• Problem requirements: Hunt through the entries for the word "time" and copy each line in which it appears.
START Information supplied
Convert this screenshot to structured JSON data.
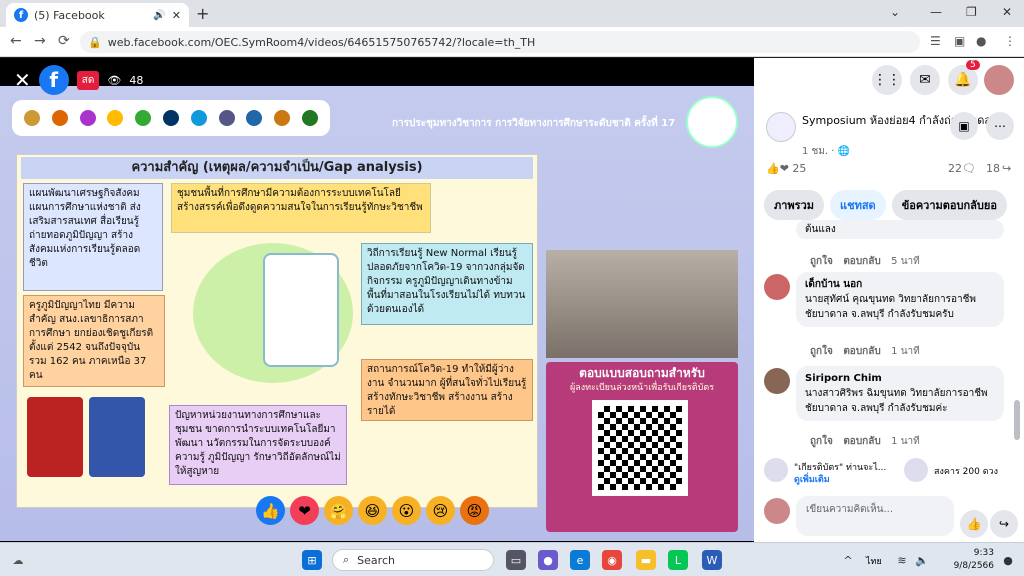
{
  "tab": {
    "title": "(5) Facebook"
  },
  "url": "web.facebook.com/OEC.SymRoom4/videos/646515750765742/?locale=th_TH",
  "video": {
    "live_label": "สด",
    "viewers": "48",
    "conference_title": "การประชุมทางวิชาการ การวิจัยทางการศึกษาระดับชาติ ครั้งที่ 17",
    "slide_title": "ความสำคัญ (เหตุผล/ความจำเป็น/Gap analysis)",
    "boxes": [
      "แผนพัฒนาเศรษฐกิจสังคม แผนการศึกษาแห่งชาติ ส่งเสริมสารสนเทศ สื่อเรียนรู้ ถ่ายทอดภูมิปัญญา สร้างสังคมแห่งการเรียนรู้ตลอดชีวิต",
      "ชุมชนพื้นที่การศึกษามีความต้องการระบบเทคโนโลยี สร้างสรรค์เพื่อดึงดูดความสนใจในการเรียนรู้ทักษะวิชาชีพ",
      "วิถีการเรียนรู้ New Normal เรียนรู้ปลอดภัยจากโควิด-19 จากวงกลุ่มจัดกิจกรรม ครูภูมิปัญญาเดินทางข้ามพื้นที่มาสอนในโรงเรียนไม่ได้ ทบทวนด้วยตนเองได้",
      "ครูภูมิปัญญาไทย มีความสำคัญ สนง.เลขาธิการสภาการศึกษา ยกย่องเชิดชูเกียรติ ตั้งแต่ 2542 จนถึงปัจจุบัน รวม 162 คน ภาคเหนือ 37 คน",
      "สถานการณ์โควิด-19 ทำให้มีผู้ว่างงาน จำนวนมาก ผู้ที่สนใจทั่วไปเรียนรู้สร้างทักษะวิชาชีพ สร้างงาน สร้างรายได้",
      "ปัญหาหน่วยงานทางการศึกษาและชุมชน ขาดการนำระบบเทคโนโลยีมาพัฒนา นวัตกรรมในการจัดระบบองค์ความรู้ ภูมิปัญญา รักษาวิถีอัตลักษณ์ไม่ให้สูญหาย"
    ],
    "qr_title": "ตอบแบบสอบถามสำหรับ",
    "qr_subtitle": "ผู้ลงทะเบียนล่วงหน้าเพื่อรับเกียรติบัตร"
  },
  "panel": {
    "notif_count": "5",
    "page_name": "Symposium ห้องย่อย4 กำลังถ่ายทอดสด",
    "time": "1 ชม. · 🌐",
    "reactions_count": "25",
    "comments_count": "22",
    "shares_count": "18",
    "tabs": [
      "ภาพรวม",
      "แชทสด",
      "ข้อความตอบกลับยอ"
    ],
    "comments": [
      {
        "name": "",
        "text": "ต้นแลง",
        "like": "ถูกใจ",
        "reply": "ตอบกลับ",
        "time": "5 นาที"
      },
      {
        "name": "เด็กบ้าน นอก",
        "text": "นายสุทัศน์ คุณขุนทด วิทยาลัยการอาชีพชัยบาดาล จ.ลพบุรี กำลังรับชมครับ",
        "like": "ถูกใจ",
        "reply": "ตอบกลับ",
        "time": "1 นาที"
      },
      {
        "name": "Siriporn Chim",
        "text": "นางสาวศิริพร ฉิมขุนทด วิทยาลัยการอาชีพชัยบาดาล จ.ลพบุรี กำลังรับชมค่ะ",
        "like": "ถูกใจ",
        "reply": "ตอบกลับ",
        "time": "1 นาที"
      }
    ],
    "pinned1": "\"เกียรติบัตร\" ท่านจะไ...",
    "pinned1_more": "ดูเพิ่มเติม",
    "pinned2": "สงคาร 200 ดวง",
    "comment_placeholder": "เขียนความคิดเห็น..."
  },
  "taskbar": {
    "search": "Search",
    "lang": "ไทย",
    "time": "9:33",
    "date": "9/8/2566"
  }
}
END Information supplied
• Answer to this exercise:
    "time": "1 ชม. · 🌐",
        "time": "5 นาที"
        "time": "1 นาที"
        "time": "1 นาที"
    "time": "9:33",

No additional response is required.